▸ WHAT IS NEEDED
Search string "from": state how many lines in the material below contain it, and nothing else.

▸ MATERIAL FOR THE TASK
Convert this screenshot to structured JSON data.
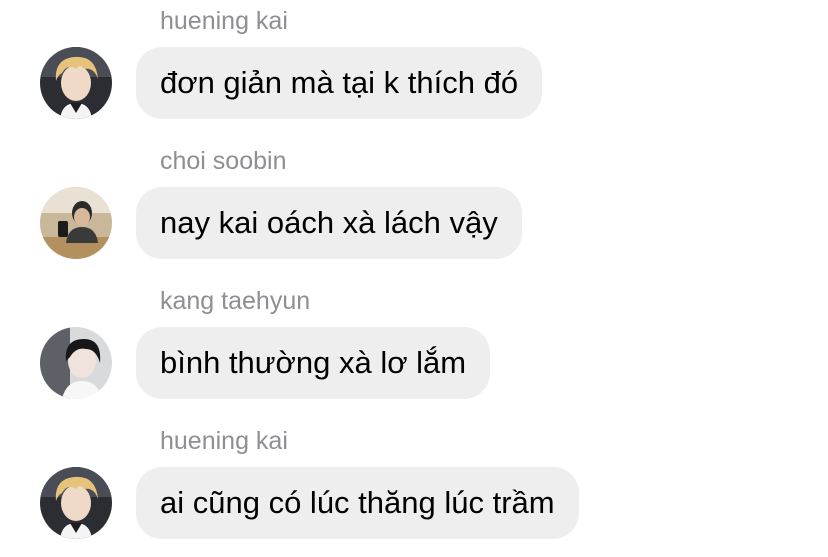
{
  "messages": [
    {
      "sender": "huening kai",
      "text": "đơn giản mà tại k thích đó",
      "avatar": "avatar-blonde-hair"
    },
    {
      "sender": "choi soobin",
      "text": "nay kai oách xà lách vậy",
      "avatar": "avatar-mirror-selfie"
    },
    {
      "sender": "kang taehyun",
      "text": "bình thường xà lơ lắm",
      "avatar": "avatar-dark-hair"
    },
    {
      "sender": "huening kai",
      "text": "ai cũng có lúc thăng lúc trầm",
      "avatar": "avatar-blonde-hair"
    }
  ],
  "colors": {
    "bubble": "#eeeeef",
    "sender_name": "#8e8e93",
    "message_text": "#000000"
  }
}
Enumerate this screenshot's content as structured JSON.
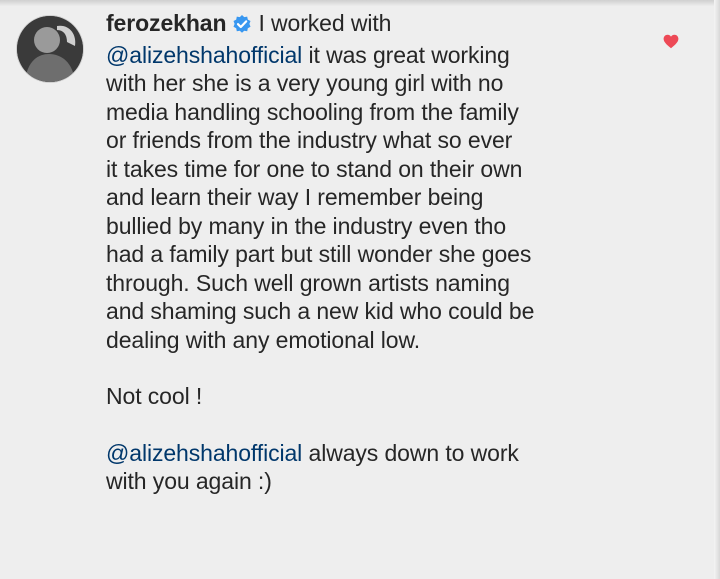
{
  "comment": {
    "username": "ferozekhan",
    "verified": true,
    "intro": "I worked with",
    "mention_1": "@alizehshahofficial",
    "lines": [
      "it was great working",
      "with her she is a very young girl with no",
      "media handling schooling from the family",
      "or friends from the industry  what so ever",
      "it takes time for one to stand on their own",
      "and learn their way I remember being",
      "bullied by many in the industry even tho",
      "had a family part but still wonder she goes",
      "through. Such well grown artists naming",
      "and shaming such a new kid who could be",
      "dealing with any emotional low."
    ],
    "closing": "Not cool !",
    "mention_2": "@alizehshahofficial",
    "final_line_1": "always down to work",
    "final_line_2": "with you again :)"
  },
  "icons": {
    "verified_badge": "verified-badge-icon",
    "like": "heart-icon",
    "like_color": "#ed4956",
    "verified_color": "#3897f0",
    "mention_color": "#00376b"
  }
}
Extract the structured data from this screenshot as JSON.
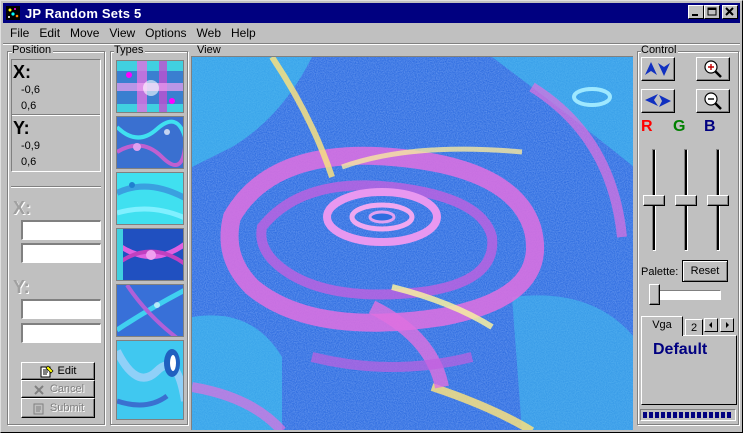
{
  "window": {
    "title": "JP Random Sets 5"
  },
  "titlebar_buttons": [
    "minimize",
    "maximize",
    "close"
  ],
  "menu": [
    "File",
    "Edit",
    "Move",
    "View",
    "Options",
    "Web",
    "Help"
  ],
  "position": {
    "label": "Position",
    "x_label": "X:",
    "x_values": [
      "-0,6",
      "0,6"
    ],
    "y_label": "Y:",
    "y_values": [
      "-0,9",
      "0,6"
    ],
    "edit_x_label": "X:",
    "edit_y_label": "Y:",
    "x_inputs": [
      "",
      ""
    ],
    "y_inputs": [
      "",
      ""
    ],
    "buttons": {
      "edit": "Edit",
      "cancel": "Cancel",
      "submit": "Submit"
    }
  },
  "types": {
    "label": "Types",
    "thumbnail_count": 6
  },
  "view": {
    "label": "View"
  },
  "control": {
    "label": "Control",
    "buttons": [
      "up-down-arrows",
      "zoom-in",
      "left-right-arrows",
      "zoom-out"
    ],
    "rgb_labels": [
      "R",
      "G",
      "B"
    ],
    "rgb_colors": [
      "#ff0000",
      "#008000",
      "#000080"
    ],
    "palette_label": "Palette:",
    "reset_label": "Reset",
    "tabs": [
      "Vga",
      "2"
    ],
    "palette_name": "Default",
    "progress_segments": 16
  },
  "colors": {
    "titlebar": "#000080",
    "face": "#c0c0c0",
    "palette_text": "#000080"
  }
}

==

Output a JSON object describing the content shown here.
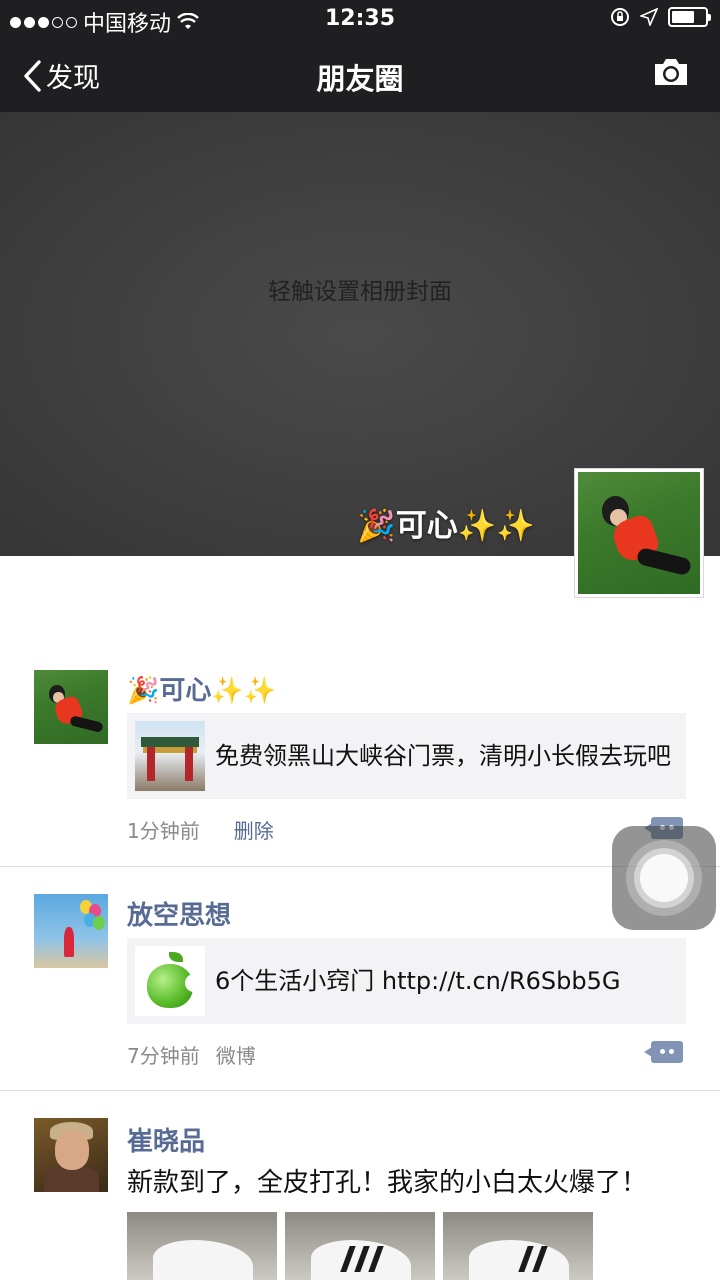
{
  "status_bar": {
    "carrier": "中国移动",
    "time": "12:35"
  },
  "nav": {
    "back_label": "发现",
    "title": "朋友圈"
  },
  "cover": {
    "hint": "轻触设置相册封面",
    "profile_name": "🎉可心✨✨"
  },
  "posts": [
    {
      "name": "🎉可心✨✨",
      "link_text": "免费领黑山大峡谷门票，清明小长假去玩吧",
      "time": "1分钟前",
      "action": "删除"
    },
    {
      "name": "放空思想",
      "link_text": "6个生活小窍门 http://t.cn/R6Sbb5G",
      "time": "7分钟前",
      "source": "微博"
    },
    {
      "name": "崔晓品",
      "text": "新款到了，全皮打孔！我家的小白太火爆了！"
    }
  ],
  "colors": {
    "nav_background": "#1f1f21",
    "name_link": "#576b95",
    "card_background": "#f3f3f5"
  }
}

▸ THE ANSWER
3